Privacy Rights - A Supreme Court Authority Persuasive Essay by Koyla

Privacy Rights - A Supreme Court Authority
Questions whether the Supreme Court of the US has the power to limit President Bush in his advocacy.
# 63670 | 737 words | 10 sources | MLA | 2005 | US

$19.95 Buy and instantly download this paper now


There is much conflict over the issue of privacy in the US government today. Though much of the conflict revolves around the right to an abortion without parental or spousal notification, the right certainly applies to other aspects, like the Patriot Act and Civil Rights movement, in the lives of its constituents. Through the use of various amendments, cases and other resources, this essay examines these aspects and proves that a right to privacy exists in the Constitution, although not stated explicitly, and argues for the Supreme Court authority to undermine the Congress.

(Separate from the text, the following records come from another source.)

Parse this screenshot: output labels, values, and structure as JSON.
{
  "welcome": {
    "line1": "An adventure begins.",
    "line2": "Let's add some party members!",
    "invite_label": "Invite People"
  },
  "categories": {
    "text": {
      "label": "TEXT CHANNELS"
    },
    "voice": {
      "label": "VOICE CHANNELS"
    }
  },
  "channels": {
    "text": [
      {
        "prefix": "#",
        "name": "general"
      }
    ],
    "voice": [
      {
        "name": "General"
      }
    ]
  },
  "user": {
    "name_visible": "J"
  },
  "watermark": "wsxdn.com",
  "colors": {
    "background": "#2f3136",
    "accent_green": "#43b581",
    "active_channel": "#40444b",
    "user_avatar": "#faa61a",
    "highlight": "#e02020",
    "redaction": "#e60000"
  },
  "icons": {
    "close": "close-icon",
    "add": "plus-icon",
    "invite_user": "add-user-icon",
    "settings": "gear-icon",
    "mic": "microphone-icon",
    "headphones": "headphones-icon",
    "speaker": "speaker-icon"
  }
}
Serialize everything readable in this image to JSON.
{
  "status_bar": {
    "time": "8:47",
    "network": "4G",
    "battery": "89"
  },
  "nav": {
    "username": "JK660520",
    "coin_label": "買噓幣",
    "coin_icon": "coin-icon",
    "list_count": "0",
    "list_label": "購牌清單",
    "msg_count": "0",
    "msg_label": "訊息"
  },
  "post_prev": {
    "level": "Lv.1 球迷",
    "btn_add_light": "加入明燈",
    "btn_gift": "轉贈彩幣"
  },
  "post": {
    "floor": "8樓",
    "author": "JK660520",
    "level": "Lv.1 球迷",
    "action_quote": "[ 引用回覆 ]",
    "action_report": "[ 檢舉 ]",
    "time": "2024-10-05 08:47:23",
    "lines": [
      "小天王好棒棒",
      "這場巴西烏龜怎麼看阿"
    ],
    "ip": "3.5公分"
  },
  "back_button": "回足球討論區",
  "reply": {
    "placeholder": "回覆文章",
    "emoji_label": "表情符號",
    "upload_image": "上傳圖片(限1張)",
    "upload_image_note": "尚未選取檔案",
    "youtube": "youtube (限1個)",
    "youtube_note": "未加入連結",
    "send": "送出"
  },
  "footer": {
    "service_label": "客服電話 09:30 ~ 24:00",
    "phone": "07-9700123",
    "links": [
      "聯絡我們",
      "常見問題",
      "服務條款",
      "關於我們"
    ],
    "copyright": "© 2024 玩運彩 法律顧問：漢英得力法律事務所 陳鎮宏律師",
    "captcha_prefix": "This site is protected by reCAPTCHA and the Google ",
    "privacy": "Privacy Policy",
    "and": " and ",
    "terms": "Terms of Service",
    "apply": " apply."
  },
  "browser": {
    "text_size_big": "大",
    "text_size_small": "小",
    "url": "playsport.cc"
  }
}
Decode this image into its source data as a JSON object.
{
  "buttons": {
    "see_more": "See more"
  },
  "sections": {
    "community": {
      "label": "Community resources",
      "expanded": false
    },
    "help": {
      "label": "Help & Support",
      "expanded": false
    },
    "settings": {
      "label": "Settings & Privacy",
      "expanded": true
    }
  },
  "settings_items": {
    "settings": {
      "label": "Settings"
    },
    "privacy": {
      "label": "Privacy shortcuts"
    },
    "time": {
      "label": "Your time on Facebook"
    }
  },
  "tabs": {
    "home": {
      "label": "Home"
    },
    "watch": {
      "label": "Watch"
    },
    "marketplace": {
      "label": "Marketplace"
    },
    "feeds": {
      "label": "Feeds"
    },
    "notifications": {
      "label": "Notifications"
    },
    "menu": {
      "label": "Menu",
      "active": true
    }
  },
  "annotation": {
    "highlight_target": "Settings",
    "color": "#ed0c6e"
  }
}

From the Paper:

"The right against unsanctioned intrusion of the government in the lives of its constituents is a fundamental, unalienable right of human beings to privacy. However, governments often create law enforcement agencies specifically designed to override this right in order to maintain security within the country. Civil rights libertarians strongly criticize such intervention, arguing, with proof, that such designs allow governments to become repressive regimes and prosecute people for political dissent. The issue does not concern whether a right to privacy is important, which it undoubtedly is, but whether the Supreme Court has been granted enough authority by the US Constitution to enforce this right."

Cite this Persuasive Essay:

APA Format

Privacy Rights - A Supreme Court Authority (2006, February 09) Retrieved February 22, 2024, from

MLA Format

"Privacy Rights - A Supreme Court Authority" 09 February 2006. Web. 22 February. 2024. <>